::: Entries supplied :::

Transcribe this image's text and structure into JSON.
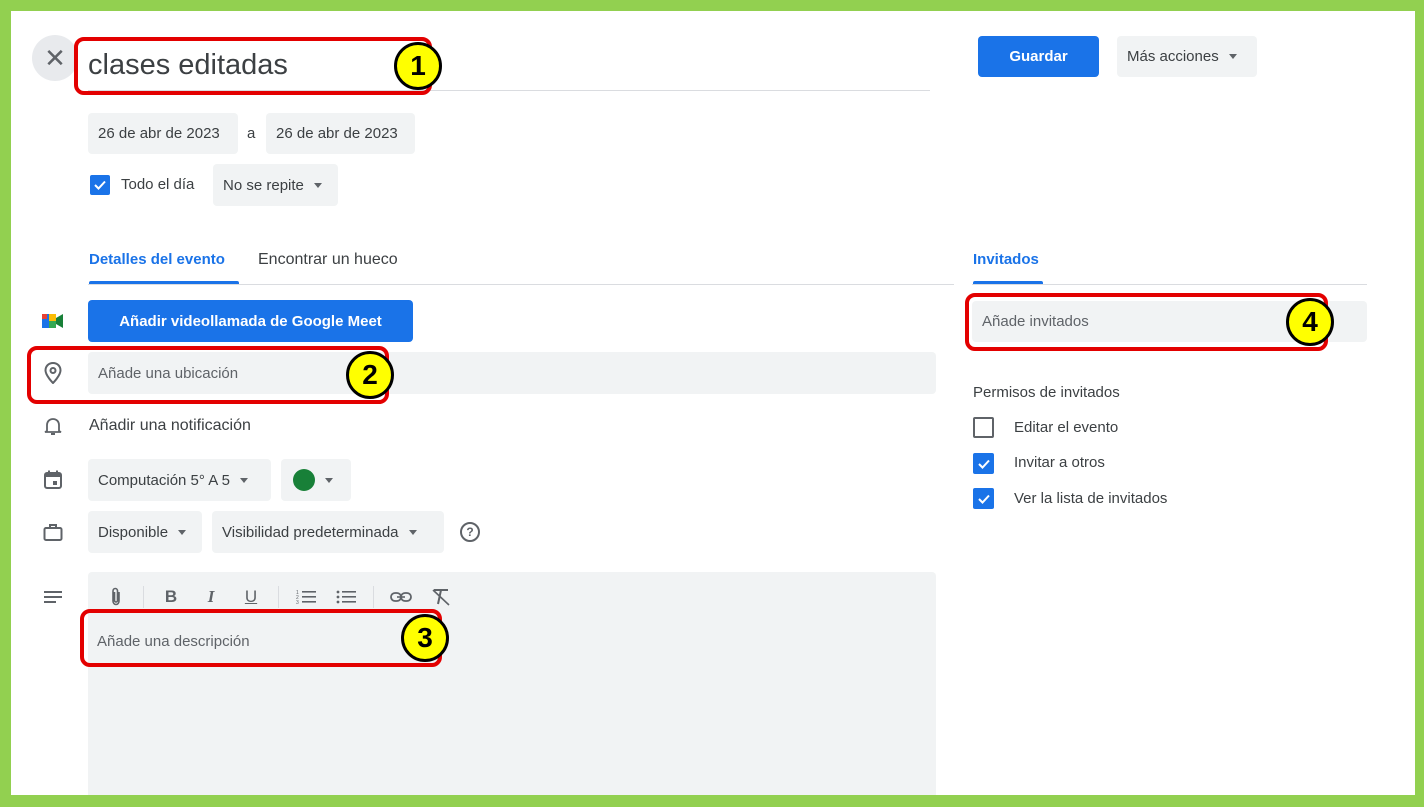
{
  "header": {
    "close_icon": "close-icon",
    "title_value": "clases editadas",
    "save_label": "Guardar",
    "more_actions_label": "Más acciones"
  },
  "dates": {
    "start": "26 de abr de 2023",
    "separator": "a",
    "end": "26 de abr de 2023",
    "all_day_label": "Todo el día",
    "all_day_checked": true,
    "repeat_value": "No se repite"
  },
  "tabs": {
    "details": "Detalles del evento",
    "find_slot": "Encontrar un hueco",
    "guests": "Invitados"
  },
  "details": {
    "meet_button": "Añadir videollamada de Google Meet",
    "location_placeholder": "Añade una ubicación",
    "notification_label": "Añadir una notificación",
    "calendar_value": "Computación 5° A 5",
    "event_color": "#188038",
    "availability_value": "Disponible",
    "visibility_value": "Visibilidad predeterminada",
    "description_placeholder": "Añade una descripción"
  },
  "toolbar": {
    "attach_icon": "paperclip-icon",
    "bold": "B",
    "italic": "I",
    "underline": "U",
    "numbered_icon": "numbered-list-icon",
    "bulleted_icon": "bulleted-list-icon",
    "link_icon": "link-icon",
    "clear_icon": "clear-format-icon"
  },
  "guests": {
    "add_placeholder": "Añade invitados",
    "permissions_title": "Permisos de invitados",
    "permissions": [
      {
        "label": "Editar el evento",
        "checked": false
      },
      {
        "label": "Invitar a otros",
        "checked": true
      },
      {
        "label": "Ver la lista de invitados",
        "checked": true
      }
    ]
  },
  "annotations": {
    "n1": "1",
    "n2": "2",
    "n3": "3",
    "n4": "4"
  },
  "colors": {
    "accent": "#1a73e8",
    "frame": "#92d050",
    "highlight": "#e30000",
    "badge": "#ffff00"
  }
}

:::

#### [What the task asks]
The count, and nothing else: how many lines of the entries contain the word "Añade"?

#### [Your response]
3